Professor Maheswar Neog was an Indian academic who specialised in the cultural history of the North East India especially Assam, besides being an Assamese-language scholar and poet. An editorial in the Assam Times called him "a versatile scholar and visionary thinker with encyclopedic range." He remained Jawaharlal Nehru Professor at Gauhati University and later Saint Sankaradeva Professor at Punjabi University.
Maya Rao was an Indian classical dancer, choreographer and educator, in Kathak dance. She is known for her pioneering work in Kathak choreography, especially in dance ballets, and is credited for bringing Kathak, a North Indian-dance style to South India, when she opened her dance school, Natya Institute of Kathak and Choreography (NIKC) in Malleswaram, Bangalore in 1987. She was also the founder director of her dance company, "Natya and Stem Dance Kampni", an amalgam of NIKC and the STEM Dance Kampni based in Bangalore. After her early training under Guru Sohanlal of Jaipur Gharana, followed by Guru Sunder Prasad also of the Jaipur Gharana, and went to train under Guru Shambhu Maharaj of Lucknow Gharana at National Institute of Kathak Dance in Delhi.
Deba Prasad Das was an Indian classical dancer, considered by critics and connoisseurs as one of the four first generation gurus of the Indian classical dance form of Odissi. His Odissi style is robust and unique. He was a recipient of the 1977 Sangeet Natak Akademi Award. and 1974 Odisha Sangeet Natak Akademi Award.
Mukund Lath was an Indian scholar and cultural historian, known for his writings on music, dance, aesthetics and culture of India. He was honored by the Government of India, in 2010, with the fourth highest Indian civilian award of Padma Shri.
Bharati Shivaji is an Indian classical dancer of Mohiniyattom, choreographer and author, known for her contributions to the art form by way of performance, research and propagation. She is the founder of Center for Mohiniyattam, a dance academy promoting Mohiniyattom and the co-author of two books, Art of Mohiniyattom and Mohiniyattom. She is a recipient of the Sangeet Natak Akademi Award and Sahitya Kala Parishad Samman.
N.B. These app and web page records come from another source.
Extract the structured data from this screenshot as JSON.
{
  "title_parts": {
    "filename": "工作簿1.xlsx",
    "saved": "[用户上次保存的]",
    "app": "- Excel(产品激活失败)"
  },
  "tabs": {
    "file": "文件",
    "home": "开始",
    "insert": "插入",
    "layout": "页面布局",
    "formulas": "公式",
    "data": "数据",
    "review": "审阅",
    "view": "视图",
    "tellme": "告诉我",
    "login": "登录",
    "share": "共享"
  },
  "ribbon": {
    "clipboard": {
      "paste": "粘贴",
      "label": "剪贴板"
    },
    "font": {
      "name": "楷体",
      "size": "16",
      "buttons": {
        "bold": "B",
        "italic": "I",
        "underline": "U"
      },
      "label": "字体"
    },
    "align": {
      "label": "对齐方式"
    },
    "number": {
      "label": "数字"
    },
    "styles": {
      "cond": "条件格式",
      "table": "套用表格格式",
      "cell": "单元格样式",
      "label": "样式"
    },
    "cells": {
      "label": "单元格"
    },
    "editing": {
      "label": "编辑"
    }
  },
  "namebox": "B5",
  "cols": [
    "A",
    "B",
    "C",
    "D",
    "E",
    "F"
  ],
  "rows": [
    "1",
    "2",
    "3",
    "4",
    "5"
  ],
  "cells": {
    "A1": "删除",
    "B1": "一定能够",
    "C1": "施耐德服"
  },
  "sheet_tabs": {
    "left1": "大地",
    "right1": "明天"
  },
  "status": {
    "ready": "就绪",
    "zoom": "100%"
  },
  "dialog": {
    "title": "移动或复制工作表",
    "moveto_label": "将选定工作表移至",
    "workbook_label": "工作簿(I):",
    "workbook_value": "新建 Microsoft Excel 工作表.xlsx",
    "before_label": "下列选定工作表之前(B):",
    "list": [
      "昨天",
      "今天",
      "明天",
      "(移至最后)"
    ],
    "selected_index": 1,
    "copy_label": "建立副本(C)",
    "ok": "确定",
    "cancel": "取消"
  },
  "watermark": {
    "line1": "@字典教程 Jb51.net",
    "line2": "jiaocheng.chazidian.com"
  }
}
The Government of India awarded her the fourth highest civilian honour of the Padma Shri, in 2004, for her contributions to Indian classical dance.
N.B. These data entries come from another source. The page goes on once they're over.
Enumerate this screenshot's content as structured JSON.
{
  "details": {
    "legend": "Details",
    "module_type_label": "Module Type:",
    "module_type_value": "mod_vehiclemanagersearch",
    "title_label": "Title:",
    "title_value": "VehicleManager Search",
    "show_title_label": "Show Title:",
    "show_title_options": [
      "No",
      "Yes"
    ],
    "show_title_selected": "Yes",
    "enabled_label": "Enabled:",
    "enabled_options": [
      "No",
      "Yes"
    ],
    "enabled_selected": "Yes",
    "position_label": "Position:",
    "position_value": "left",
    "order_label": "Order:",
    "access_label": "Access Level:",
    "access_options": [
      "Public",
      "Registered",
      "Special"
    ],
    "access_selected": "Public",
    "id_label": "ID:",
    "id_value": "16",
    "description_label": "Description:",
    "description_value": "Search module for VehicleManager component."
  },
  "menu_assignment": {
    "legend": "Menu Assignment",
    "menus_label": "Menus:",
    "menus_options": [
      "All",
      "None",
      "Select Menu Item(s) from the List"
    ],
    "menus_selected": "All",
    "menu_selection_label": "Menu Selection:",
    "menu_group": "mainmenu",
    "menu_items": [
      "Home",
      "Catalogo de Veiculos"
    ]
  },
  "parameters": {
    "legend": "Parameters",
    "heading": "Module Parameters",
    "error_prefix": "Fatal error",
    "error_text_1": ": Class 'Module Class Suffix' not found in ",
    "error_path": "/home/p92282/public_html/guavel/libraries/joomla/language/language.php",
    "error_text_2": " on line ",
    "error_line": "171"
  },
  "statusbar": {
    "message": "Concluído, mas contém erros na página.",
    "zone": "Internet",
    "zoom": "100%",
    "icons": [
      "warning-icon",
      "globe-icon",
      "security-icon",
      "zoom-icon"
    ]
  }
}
Sushil Kumar Saxena is an Indian musicologist, academic, scholar and the author of several books on music, philosophy and aesthetics. He is a former member of the faculty of the University of Delhi and has served the University Court as a member. His works include Studies in the Metaphysics of Bradley, Hindustan Music and Aesthetics Today, Art and Philosophy: Seven Aestheticians, Croce, Dewey, Collingwood, Santayana, Ducasse Langer, Reid, and Swinging Syllables Aesthetics of Kathak Dance and his lectures have been included in a book, Indian Music: Eminent Thinkers on Core Issues ; Discourses by Premlata Sharma, S. K. Saxena and Kapila Vatsyayan. He is a recipient of the Sangeet Natak Akademi Fellowship which he received in 2007. The Government of India awarded him the third highest civilian honour of the Padma Bhushan, in 2008, for his contributions to Indian music.
Nritya, also referred to as Nrit, Nritta, Natana or Natya, refers to "dance, act on the stage, act, gesticulate, play" in the Indian traditions. It is sometimes sub-divided into two forms: nritta or pure dance, wherein expression-less movements of a dancer play out the rhythms and phrases of the music; and nritya or expressive dance, wherein the dancer includes facial expression and body language to portray mood and ideas with the rhythmic movements to communicate with the audience.